(Dataset rows describing interfaces)
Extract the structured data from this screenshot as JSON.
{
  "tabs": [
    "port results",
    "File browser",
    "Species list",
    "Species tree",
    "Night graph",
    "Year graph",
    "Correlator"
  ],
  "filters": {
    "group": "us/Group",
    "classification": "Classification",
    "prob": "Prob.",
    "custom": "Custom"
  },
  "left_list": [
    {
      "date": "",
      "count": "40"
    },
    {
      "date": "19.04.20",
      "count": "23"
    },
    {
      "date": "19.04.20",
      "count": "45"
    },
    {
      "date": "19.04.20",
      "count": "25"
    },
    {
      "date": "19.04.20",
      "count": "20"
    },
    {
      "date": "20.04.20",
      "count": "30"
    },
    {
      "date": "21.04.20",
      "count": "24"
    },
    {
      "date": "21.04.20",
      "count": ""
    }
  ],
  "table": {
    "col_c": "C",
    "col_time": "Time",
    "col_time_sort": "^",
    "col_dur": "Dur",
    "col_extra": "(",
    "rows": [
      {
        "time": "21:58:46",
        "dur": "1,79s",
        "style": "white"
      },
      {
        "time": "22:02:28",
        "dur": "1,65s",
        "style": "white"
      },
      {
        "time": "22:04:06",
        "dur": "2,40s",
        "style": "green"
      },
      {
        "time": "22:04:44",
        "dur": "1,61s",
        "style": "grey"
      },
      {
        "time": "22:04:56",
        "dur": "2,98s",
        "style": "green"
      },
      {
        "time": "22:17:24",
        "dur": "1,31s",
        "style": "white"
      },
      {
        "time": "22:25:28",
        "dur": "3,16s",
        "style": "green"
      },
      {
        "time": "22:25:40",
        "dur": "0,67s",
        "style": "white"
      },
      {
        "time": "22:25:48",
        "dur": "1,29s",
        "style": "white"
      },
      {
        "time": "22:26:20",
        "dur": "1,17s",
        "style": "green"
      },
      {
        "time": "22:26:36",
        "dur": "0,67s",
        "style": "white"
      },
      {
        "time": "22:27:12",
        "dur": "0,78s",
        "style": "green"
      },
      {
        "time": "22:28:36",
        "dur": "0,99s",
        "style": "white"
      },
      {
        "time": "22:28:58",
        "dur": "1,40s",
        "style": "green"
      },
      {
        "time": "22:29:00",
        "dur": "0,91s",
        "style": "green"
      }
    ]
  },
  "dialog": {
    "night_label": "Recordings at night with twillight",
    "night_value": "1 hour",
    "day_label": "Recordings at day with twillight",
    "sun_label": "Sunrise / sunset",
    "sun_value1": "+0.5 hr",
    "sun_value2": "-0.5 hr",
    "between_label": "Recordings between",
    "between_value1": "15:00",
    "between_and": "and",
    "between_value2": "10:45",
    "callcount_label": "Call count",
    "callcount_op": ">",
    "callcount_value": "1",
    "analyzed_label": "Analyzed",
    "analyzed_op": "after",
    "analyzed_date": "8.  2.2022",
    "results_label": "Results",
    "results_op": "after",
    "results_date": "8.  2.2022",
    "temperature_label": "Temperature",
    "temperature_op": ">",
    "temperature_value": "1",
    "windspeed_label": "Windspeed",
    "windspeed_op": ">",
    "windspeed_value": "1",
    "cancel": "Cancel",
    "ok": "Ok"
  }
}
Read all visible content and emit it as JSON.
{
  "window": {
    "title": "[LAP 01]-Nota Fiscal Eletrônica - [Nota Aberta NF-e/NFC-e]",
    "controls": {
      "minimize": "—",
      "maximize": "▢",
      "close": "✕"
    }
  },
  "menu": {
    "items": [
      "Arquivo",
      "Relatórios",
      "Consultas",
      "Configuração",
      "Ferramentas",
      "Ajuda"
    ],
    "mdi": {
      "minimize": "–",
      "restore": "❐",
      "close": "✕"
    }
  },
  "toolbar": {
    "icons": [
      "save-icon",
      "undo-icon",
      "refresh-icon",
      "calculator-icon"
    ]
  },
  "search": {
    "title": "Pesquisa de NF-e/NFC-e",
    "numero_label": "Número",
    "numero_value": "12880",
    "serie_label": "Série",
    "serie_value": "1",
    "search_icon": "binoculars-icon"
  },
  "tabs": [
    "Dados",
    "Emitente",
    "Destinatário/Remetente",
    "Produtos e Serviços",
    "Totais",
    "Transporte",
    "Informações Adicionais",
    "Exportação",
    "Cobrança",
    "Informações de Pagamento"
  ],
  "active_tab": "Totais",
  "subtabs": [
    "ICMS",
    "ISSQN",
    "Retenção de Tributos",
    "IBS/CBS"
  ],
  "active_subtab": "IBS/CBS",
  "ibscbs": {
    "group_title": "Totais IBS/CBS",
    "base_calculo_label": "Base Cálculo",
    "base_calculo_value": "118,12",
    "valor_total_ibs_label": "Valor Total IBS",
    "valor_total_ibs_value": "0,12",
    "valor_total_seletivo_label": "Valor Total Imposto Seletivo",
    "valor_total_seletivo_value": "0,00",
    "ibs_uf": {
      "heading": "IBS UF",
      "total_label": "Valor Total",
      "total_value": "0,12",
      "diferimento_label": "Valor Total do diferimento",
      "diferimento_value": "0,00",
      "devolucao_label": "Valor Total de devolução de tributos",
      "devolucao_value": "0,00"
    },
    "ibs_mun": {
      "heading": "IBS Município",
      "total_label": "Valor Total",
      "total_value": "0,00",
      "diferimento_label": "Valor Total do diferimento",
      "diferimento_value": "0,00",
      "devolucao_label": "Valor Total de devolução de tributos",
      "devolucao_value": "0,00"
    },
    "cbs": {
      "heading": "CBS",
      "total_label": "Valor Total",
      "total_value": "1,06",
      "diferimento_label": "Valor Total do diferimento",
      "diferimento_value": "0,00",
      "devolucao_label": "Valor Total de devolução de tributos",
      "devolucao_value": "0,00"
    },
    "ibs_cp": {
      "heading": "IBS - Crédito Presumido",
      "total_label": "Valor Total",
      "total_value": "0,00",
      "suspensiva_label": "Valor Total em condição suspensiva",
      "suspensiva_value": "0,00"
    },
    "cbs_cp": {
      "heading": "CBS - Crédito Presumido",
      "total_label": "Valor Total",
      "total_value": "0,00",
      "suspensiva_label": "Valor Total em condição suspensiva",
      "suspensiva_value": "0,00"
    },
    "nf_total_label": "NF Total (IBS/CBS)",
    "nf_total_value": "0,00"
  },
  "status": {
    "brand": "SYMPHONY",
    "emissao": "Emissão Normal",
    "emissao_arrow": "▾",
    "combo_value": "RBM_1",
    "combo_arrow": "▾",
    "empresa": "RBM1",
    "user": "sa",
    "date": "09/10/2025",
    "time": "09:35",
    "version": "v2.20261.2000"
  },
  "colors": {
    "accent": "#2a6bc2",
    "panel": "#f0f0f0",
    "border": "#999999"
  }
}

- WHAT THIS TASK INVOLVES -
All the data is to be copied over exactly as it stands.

- EXERCISE ANSWER -
Extract the structured data from this screenshot as JSON.
{
  "tabs": [
    "port results",
    "File browser",
    "Species list",
    "Species tree",
    "Night graph",
    "Year graph",
    "Correlator"
  ],
  "filters": {
    "group": "us/Group",
    "classification": "Classification",
    "prob": "Prob.",
    "custom": "Custom"
  },
  "left_list": [
    {
      "date": "",
      "count": "40"
    },
    {
      "date": "19.04.20",
      "count": "23"
    },
    {
      "date": "19.04.20",
      "count": "45"
    },
    {
      "date": "19.04.20",
      "count": "25"
    },
    {
      "date": "19.04.20",
      "count": "20"
    },
    {
      "date": "20.04.20",
      "count": "30"
    },
    {
      "date": "21.04.20",
      "count": "24"
    },
    {
      "date": "21.04.20",
      "count": ""
    }
  ],
  "table": {
    "col_c": "C",
    "col_time": "Time",
    "col_time_sort": "^",
    "col_dur": "Dur",
    "col_extra": "(",
    "rows": [
      {
        "time": "21:58:46",
        "dur": "1,79s",
        "style": "white"
      },
      {
        "time": "22:02:28",
        "dur": "1,65s",
        "style": "white"
      },
      {
        "time": "22:04:06",
        "dur": "2,40s",
        "style": "green"
      },
      {
        "time": "22:04:44",
        "dur": "1,61s",
        "style": "grey"
      },
      {
        "time": "22:04:56",
        "dur": "2,98s",
        "style": "green"
      },
      {
        "time": "22:17:24",
        "dur": "1,31s",
        "style": "white"
      },
      {
        "time": "22:25:28",
        "dur": "3,16s",
        "style": "green"
      },
      {
        "time": "22:25:40",
        "dur": "0,67s",
        "style": "white"
      },
      {
        "time": "22:25:48",
        "dur": "1,29s",
        "style": "white"
      },
      {
        "time": "22:26:20",
        "dur": "1,17s",
        "style": "green"
      },
      {
        "time": "22:26:36",
        "dur": "0,67s",
        "style": "white"
      },
      {
        "time": "22:27:12",
        "dur": "0,78s",
        "style": "green"
      },
      {
        "time": "22:28:36",
        "dur": "0,99s",
        "style": "white"
      },
      {
        "time": "22:28:58",
        "dur": "1,40s",
        "style": "green"
      },
      {
        "time": "22:29:00",
        "dur": "0,91s",
        "style": "green"
      }
    ]
  },
  "dialog": {
    "night_label": "Recordings at night with twillight",
    "night_value": "1 hour",
    "day_label": "Recordings at day with twillight",
    "sun_label": "Sunrise / sunset",
    "sun_value1": "+0.5 hr",
    "sun_value2": "-0.5 hr",
    "between_label": "Recordings between",
    "between_value1": "15:00",
    "between_and": "and",
    "between_value2": "10:45",
    "callcount_label": "Call count",
    "callcount_op": ">",
    "callcount_value": "1",
    "analyzed_label": "Analyzed",
    "analyzed_op": "after",
    "analyzed_date": "8.  2.2022",
    "results_label": "Results",
    "results_op": "after",
    "results_date": "8.  2.2022",
    "temperature_label": "Temperature",
    "temperature_op": ">",
    "temperature_value": "1",
    "windspeed_label": "Windspeed",
    "windspeed_op": ">",
    "windspeed_value": "1",
    "cancel": "Cancel",
    "ok": "Ok"
  }
}
Read all visible content and emit it as JSON.
{
  "window": {
    "title": "[LAP 01]-Nota Fiscal Eletrônica - [Nota Aberta NF-e/NFC-e]",
    "controls": {
      "minimize": "—",
      "maximize": "▢",
      "close": "✕"
    }
  },
  "menu": {
    "items": [
      "Arquivo",
      "Relatórios",
      "Consultas",
      "Configuração",
      "Ferramentas",
      "Ajuda"
    ],
    "mdi": {
      "minimize": "–",
      "restore": "❐",
      "close": "✕"
    }
  },
  "toolbar": {
    "icons": [
      "save-icon",
      "undo-icon",
      "refresh-icon",
      "calculator-icon"
    ]
  },
  "search": {
    "title": "Pesquisa de NF-e/NFC-e",
    "numero_label": "Número",
    "numero_value": "12880",
    "serie_label": "Série",
    "serie_value": "1",
    "search_icon": "binoculars-icon"
  },
  "tabs": [
    "Dados",
    "Emitente",
    "Destinatário/Remetente",
    "Produtos e Serviços",
    "Totais",
    "Transporte",
    "Informações Adicionais",
    "Exportação",
    "Cobrança",
    "Informações de Pagamento"
  ],
  "active_tab": "Totais",
  "subtabs": [
    "ICMS",
    "ISSQN",
    "Retenção de Tributos",
    "IBS/CBS"
  ],
  "active_subtab": "IBS/CBS",
  "ibscbs": {
    "group_title": "Totais IBS/CBS",
    "base_calculo_label": "Base Cálculo",
    "base_calculo_value": "118,12",
    "valor_total_ibs_label": "Valor Total IBS",
    "valor_total_ibs_value": "0,12",
    "valor_total_seletivo_label": "Valor Total Imposto Seletivo",
    "valor_total_seletivo_value": "0,00",
    "ibs_uf": {
      "heading": "IBS UF",
      "total_label": "Valor Total",
      "total_value": "0,12",
      "diferimento_label": "Valor Total do diferimento",
      "diferimento_value": "0,00",
      "devolucao_label": "Valor Total de devolução de tributos",
      "devolucao_value": "0,00"
    },
    "ibs_mun": {
      "heading": "IBS Município",
      "total_label": "Valor Total",
      "total_value": "0,00",
      "diferimento_label": "Valor Total do diferimento",
      "diferimento_value": "0,00",
      "devolucao_label": "Valor Total de devolução de tributos",
      "devolucao_value": "0,00"
    },
    "cbs": {
      "heading": "CBS",
      "total_label": "Valor Total",
      "total_value": "1,06",
      "diferimento_label": "Valor Total do diferimento",
      "diferimento_value": "0,00",
      "devolucao_label": "Valor Total de devolução de tributos",
      "devolucao_value": "0,00"
    },
    "ibs_cp": {
      "heading": "IBS - Crédito Presumido",
      "total_label": "Valor Total",
      "total_value": "0,00",
      "suspensiva_label": "Valor Total em condição suspensiva",
      "suspensiva_value": "0,00"
    },
    "cbs_cp": {
      "heading": "CBS - Crédito Presumido",
      "total_label": "Valor Total",
      "total_value": "0,00",
      "suspensiva_label": "Valor Total em condição suspensiva",
      "suspensiva_value": "0,00"
    },
    "nf_total_label": "NF Total (IBS/CBS)",
    "nf_total_value": "0,00"
  },
  "status": {
    "brand": "SYMPHONY",
    "emissao": "Emissão Normal",
    "emissao_arrow": "▾",
    "combo_value": "RBM_1",
    "combo_arrow": "▾",
    "empresa": "RBM1",
    "user": "sa",
    "date": "09/10/2025",
    "time": "09:35",
    "version": "v2.20261.2000"
  },
  "colors": {
    "accent": "#2a6bc2",
    "panel": "#f0f0f0",
    "border": "#999999"
  }
}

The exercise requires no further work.